:: Work instructions ::
Output every line of the listing as it stands.

:: Records ::
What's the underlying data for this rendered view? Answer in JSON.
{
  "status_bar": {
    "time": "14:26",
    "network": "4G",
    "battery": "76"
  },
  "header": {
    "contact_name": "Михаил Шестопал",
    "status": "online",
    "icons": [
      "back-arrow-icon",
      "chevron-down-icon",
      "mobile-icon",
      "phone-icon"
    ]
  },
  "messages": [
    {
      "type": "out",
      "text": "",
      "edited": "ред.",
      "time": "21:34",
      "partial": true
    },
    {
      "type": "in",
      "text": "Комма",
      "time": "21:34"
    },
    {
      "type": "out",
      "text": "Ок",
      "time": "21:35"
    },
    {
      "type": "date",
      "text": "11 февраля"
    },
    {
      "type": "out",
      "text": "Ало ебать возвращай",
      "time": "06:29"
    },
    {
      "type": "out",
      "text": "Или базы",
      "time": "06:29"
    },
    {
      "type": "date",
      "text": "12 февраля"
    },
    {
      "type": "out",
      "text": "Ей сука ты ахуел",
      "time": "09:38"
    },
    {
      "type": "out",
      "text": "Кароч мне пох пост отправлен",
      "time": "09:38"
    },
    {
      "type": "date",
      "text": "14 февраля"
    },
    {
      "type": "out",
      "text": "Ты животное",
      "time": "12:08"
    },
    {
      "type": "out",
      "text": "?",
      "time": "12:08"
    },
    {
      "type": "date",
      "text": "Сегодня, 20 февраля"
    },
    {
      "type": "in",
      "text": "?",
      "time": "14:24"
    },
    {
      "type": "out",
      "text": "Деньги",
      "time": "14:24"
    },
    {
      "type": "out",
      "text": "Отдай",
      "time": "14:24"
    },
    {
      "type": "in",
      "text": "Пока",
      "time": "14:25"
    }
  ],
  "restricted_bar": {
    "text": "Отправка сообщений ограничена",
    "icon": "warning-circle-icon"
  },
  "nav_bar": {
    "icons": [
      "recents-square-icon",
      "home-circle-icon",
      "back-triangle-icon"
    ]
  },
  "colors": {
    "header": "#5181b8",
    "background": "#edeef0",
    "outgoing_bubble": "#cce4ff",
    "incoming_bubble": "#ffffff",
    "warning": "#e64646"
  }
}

:: Reply ::
What's the underlying data for this rendered view? Answer in JSON.
{
  "status_bar": {
    "time": "14:26",
    "network": "4G",
    "battery": "76"
  },
  "header": {
    "contact_name": "Михаил Шестопал",
    "status": "online",
    "icons": [
      "back-arrow-icon",
      "chevron-down-icon",
      "mobile-icon",
      "phone-icon"
    ]
  },
  "messages": [
    {
      "type": "out",
      "text": "",
      "edited": "ред.",
      "time": "21:34",
      "partial": true
    },
    {
      "type": "in",
      "text": "Комма",
      "time": "21:34"
    },
    {
      "type": "out",
      "text": "Ок",
      "time": "21:35"
    },
    {
      "type": "date",
      "text": "11 февраля"
    },
    {
      "type": "out",
      "text": "Ало ебать возвращай",
      "time": "06:29"
    },
    {
      "type": "out",
      "text": "Или базы",
      "time": "06:29"
    },
    {
      "type": "date",
      "text": "12 февраля"
    },
    {
      "type": "out",
      "text": "Ей сука ты ахуел",
      "time": "09:38"
    },
    {
      "type": "out",
      "text": "Кароч мне пох пост отправлен",
      "time": "09:38"
    },
    {
      "type": "date",
      "text": "14 февраля"
    },
    {
      "type": "out",
      "text": "Ты животное",
      "time": "12:08"
    },
    {
      "type": "out",
      "text": "?",
      "time": "12:08"
    },
    {
      "type": "date",
      "text": "Сегодня, 20 февраля"
    },
    {
      "type": "in",
      "text": "?",
      "time": "14:24"
    },
    {
      "type": "out",
      "text": "Деньги",
      "time": "14:24"
    },
    {
      "type": "out",
      "text": "Отдай",
      "time": "14:24"
    },
    {
      "type": "in",
      "text": "Пока",
      "time": "14:25"
    }
  ],
  "restricted_bar": {
    "text": "Отправка сообщений ограничена",
    "icon": "warning-circle-icon"
  },
  "nav_bar": {
    "icons": [
      "recents-square-icon",
      "home-circle-icon",
      "back-triangle-icon"
    ]
  },
  "colors": {
    "header": "#5181b8",
    "background": "#edeef0",
    "outgoing_bubble": "#cce4ff",
    "incoming_bubble": "#ffffff",
    "warning": "#e64646"
  }
}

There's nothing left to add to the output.